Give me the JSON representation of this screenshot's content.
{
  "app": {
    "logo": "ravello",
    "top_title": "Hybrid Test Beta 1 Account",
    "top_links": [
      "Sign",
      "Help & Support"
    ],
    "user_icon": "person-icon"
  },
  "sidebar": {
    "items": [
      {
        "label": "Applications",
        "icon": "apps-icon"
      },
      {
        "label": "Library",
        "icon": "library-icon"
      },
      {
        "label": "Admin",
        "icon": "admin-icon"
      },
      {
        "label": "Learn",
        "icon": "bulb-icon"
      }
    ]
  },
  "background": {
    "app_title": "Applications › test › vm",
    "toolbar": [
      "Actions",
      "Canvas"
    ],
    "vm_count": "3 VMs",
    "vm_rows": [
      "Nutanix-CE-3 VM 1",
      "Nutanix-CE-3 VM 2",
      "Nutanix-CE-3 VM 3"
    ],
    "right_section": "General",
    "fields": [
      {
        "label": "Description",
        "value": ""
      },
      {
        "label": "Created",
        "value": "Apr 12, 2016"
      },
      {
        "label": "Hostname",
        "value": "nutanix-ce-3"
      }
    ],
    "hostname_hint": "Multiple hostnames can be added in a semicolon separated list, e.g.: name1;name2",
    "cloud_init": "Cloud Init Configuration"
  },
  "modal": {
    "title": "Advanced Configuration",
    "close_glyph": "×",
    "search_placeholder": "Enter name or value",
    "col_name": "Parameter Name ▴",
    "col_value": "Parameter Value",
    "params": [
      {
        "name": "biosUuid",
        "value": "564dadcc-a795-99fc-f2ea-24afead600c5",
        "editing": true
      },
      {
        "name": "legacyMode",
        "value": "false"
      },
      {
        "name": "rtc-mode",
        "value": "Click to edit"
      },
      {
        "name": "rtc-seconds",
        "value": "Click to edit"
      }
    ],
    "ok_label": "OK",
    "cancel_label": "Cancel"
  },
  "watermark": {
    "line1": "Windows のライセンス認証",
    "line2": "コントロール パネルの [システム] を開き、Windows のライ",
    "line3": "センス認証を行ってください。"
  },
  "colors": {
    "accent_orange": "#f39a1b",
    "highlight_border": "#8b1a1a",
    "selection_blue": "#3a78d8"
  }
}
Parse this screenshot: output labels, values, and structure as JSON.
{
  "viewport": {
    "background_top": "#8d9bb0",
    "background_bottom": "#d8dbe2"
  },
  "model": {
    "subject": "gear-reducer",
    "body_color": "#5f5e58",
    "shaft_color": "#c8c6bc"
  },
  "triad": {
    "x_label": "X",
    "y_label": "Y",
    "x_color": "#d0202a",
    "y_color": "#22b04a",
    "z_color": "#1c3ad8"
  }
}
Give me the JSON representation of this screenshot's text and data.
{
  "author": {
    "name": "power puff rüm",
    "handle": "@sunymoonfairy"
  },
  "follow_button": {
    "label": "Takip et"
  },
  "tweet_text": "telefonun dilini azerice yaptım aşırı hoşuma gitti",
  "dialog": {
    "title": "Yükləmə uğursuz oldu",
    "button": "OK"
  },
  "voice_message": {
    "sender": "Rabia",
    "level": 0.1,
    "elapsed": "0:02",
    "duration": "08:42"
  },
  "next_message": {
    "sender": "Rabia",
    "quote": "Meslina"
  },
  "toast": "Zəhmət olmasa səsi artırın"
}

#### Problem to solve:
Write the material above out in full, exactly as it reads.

#### The completed task:
Give me the JSON representation of this screenshot's content.
{
  "app": {
    "logo": "ravello",
    "top_title": "Hybrid Test Beta 1 Account",
    "top_links": [
      "Sign",
      "Help & Support"
    ],
    "user_icon": "person-icon"
  },
  "sidebar": {
    "items": [
      {
        "label": "Applications",
        "icon": "apps-icon"
      },
      {
        "label": "Library",
        "icon": "library-icon"
      },
      {
        "label": "Admin",
        "icon": "admin-icon"
      },
      {
        "label": "Learn",
        "icon": "bulb-icon"
      }
    ]
  },
  "background": {
    "app_title": "Applications › test › vm",
    "toolbar": [
      "Actions",
      "Canvas"
    ],
    "vm_count": "3 VMs",
    "vm_rows": [
      "Nutanix-CE-3 VM 1",
      "Nutanix-CE-3 VM 2",
      "Nutanix-CE-3 VM 3"
    ],
    "right_section": "General",
    "fields": [
      {
        "label": "Description",
        "value": ""
      },
      {
        "label": "Created",
        "value": "Apr 12, 2016"
      },
      {
        "label": "Hostname",
        "value": "nutanix-ce-3"
      }
    ],
    "hostname_hint": "Multiple hostnames can be added in a semicolon separated list, e.g.: name1;name2",
    "cloud_init": "Cloud Init Configuration"
  },
  "modal": {
    "title": "Advanced Configuration",
    "close_glyph": "×",
    "search_placeholder": "Enter name or value",
    "col_name": "Parameter Name ▴",
    "col_value": "Parameter Value",
    "params": [
      {
        "name": "biosUuid",
        "value": "564dadcc-a795-99fc-f2ea-24afead600c5",
        "editing": true
      },
      {
        "name": "legacyMode",
        "value": "false"
      },
      {
        "name": "rtc-mode",
        "value": "Click to edit"
      },
      {
        "name": "rtc-seconds",
        "value": "Click to edit"
      }
    ],
    "ok_label": "OK",
    "cancel_label": "Cancel"
  },
  "watermark": {
    "line1": "Windows のライセンス認証",
    "line2": "コントロール パネルの [システム] を開き、Windows のライ",
    "line3": "センス認証を行ってください。"
  },
  "colors": {
    "accent_orange": "#f39a1b",
    "highlight_border": "#8b1a1a",
    "selection_blue": "#3a78d8"
  }
}
Parse this screenshot: output labels, values, and structure as JSON.
{
  "viewport": {
    "background_top": "#8d9bb0",
    "background_bottom": "#d8dbe2"
  },
  "model": {
    "subject": "gear-reducer",
    "body_color": "#5f5e58",
    "shaft_color": "#c8c6bc"
  },
  "triad": {
    "x_label": "X",
    "y_label": "Y",
    "x_color": "#d0202a",
    "y_color": "#22b04a",
    "z_color": "#1c3ad8"
  }
}
Give me the JSON representation of this screenshot's text and data.
{
  "author": {
    "name": "power puff rüm",
    "handle": "@sunymoonfairy"
  },
  "follow_button": {
    "label": "Takip et"
  },
  "tweet_text": "telefonun dilini azerice yaptım aşırı hoşuma gitti",
  "dialog": {
    "title": "Yükləmə uğursuz oldu",
    "button": "OK"
  },
  "voice_message": {
    "sender": "Rabia",
    "level": 0.1,
    "elapsed": "0:02",
    "duration": "08:42"
  },
  "next_message": {
    "sender": "Rabia",
    "quote": "Meslina"
  },
  "toast": "Zəhmət olmasa səsi artırın"
}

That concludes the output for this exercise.